"Hiding the technology"

An AlwaysOn discussion between venture capitalists turned to the notion of moving away from dicussions of core technologies to what those technologies enable:

Roger McNamee: [Mr. McNamee is a venture capitalist with Elevation Partners.] I believe that electronic technology—semiconductors, enterprise software, personal computers—is changing from the growth engine of our economy to a fuel that, very simply put, is following the same course that steel, cement, and other input materials took in the 1950s. It's transforming from a growth industry (where it was really interesting in its own right) to one that's entirely dependent on other industries to add value to it and make it more compelling.

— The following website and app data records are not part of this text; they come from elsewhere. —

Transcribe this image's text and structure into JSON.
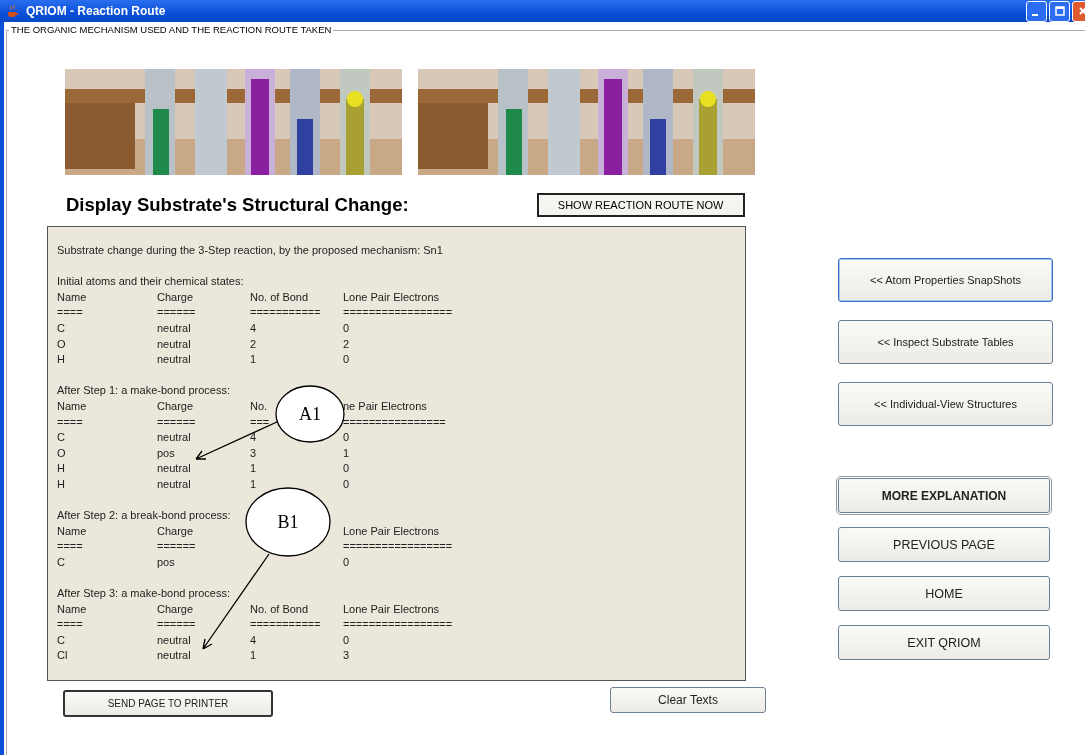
{
  "window": {
    "title": "QRIOM - Reaction Route"
  },
  "group_title": "THE ORGANIC MECHANISM USED AND THE REACTION ROUTE TAKEN",
  "heading": "Display Substrate's Structural Change:",
  "show_button": "SHOW REACTION ROUTE NOW",
  "output": {
    "intro": "Substrate change during the 3-Step reaction, by the proposed mechanism: Sn1",
    "sections": [
      {
        "heading": "Initial atoms and their chemical states:",
        "rows": [
          {
            "name": "Name",
            "charge": "Charge",
            "bonds": "No. of Bond",
            "lone_pairs": "Lone Pair Electrons"
          },
          {
            "name": "====",
            "charge": "======",
            "bonds": "===========",
            "lone_pairs": "================="
          },
          {
            "name": "C",
            "charge": "neutral",
            "bonds": "4",
            "lone_pairs": "0"
          },
          {
            "name": "O",
            "charge": "neutral",
            "bonds": "2",
            "lone_pairs": "2"
          },
          {
            "name": "H",
            "charge": "neutral",
            "bonds": "1",
            "lone_pairs": "0"
          }
        ]
      },
      {
        "heading": "After Step 1: a make-bond process:",
        "rows": [
          {
            "name": "Name",
            "charge": "Charge",
            "bonds": "No.",
            "lone_pairs": "ne Pair Electrons"
          },
          {
            "name": "====",
            "charge": "======",
            "bonds": "===",
            "lone_pairs": "================"
          },
          {
            "name": "C",
            "charge": "neutral",
            "bonds": "4",
            "lone_pairs": "0"
          },
          {
            "name": "O",
            "charge": "pos",
            "bonds": "3",
            "lone_pairs": "1"
          },
          {
            "name": "H",
            "charge": "neutral",
            "bonds": "1",
            "lone_pairs": "0"
          },
          {
            "name": "H",
            "charge": "neutral",
            "bonds": "1",
            "lone_pairs": "0"
          }
        ]
      },
      {
        "heading": "After Step 2: a break-bond process:",
        "rows": [
          {
            "name": "Name",
            "charge": "Charge",
            "lone_pairs": "Lone Pair Electrons"
          },
          {
            "name": "====",
            "charge": "======",
            "lone_pairs": "================="
          },
          {
            "name": "C",
            "charge": "pos",
            "lone_pairs": "0"
          }
        ]
      },
      {
        "heading": "After Step 3: a make-bond process:",
        "rows": [
          {
            "name": "Name",
            "charge": "Charge",
            "bonds": "No. of Bond",
            "lone_pairs": "Lone Pair Electrons"
          },
          {
            "name": "====",
            "charge": "======",
            "bonds": "===========",
            "lone_pairs": "================="
          },
          {
            "name": "C",
            "charge": "neutral",
            "bonds": "4",
            "lone_pairs": "0"
          },
          {
            "name": "Cl",
            "charge": "neutral",
            "bonds": "1",
            "lone_pairs": "3"
          }
        ]
      }
    ]
  },
  "callouts": [
    {
      "label": "A1"
    },
    {
      "label": "B1"
    }
  ],
  "side_buttons": [
    {
      "label": "<< Atom Properties SnapShots",
      "kind": "highlighted"
    },
    {
      "label": "<< Inspect Substrate Tables",
      "kind": "normal"
    },
    {
      "label": "<<  Individual-View Structures",
      "kind": "normal"
    }
  ],
  "nav_buttons": [
    {
      "label": "MORE EXPLANATION",
      "kind": "default"
    },
    {
      "label": "PREVIOUS PAGE",
      "kind": "normal"
    },
    {
      "label": "HOME",
      "kind": "normal"
    },
    {
      "label": "EXIT QRIOM",
      "kind": "normal"
    }
  ],
  "print_button": "SEND PAGE TO PRINTER",
  "clear_button": "Clear Texts"
}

In the discussion that ensued, it was interesting to note that the ideas danced around the concepts of design--service design, product design, the relationship between the two, notions of ubiquitous computing, etc--but never actually mentioned design, and design as a process of taking technology and applying it in a targeted way. This identifies, at least for me, that there's a conceptual gap in the terminology (yes, here I go with disambiguation again) and that the terms identifying the practices that satisfy the needs that the VCs were talking about are hazy. In other words: better definitions of what design does, as a process of human-centered innovation that bridges the gap between organizational needs and consumers' needs and desires, could help create and ease the transition that Roger McNamee identifies.

[Addendum: in the root page for this discussion, I notice that the last item the VCs talked about is entitled "Design Counts Double." It hasn't been posted yet (AlwaysOn's model is to trickle out the stuff for free), but maybe it covers what I'm talking about. Nevertheless, to discuss hiding technology without talking about design says to me that design, as an idea which has at its core the hiding of technology by shifting emphasis from functionality to effect , hasn't spread in the way I would have expected.]

No TrackBacks

TrackBack URL: http://orangecone.com/cgi-bin/mt/mt-tb.cgi/204




A device studio that lives at the intersections of ubiquitous computing, ambient intelligence, industrial design and materials science.

The Smart Furniture Manifesto

Giant poster, suitable for framing! (300K PDF)
Full text and explanation

Recent Photos (from Flickr)

Smart Things: Ubiquitous Computing User Experience Design

By me!
ISBN: 0123748992
Published in September 2010
Available from Amazon

Observing the User Experience: a practitioner's guide to user research

By me!
ISBN: 1558609237
Published April 2003
Available from Amazon

About this Entry

This page contains a single entry by Mike Kuniavsky published on May 23, 2006 10:30 AM.

Roomba hacking in MIT tech review was the previous entry in this blog.

Nike-Apple Smart Shoes is the next entry in this blog.

Find recent content on the main index or look in the archives to find all content.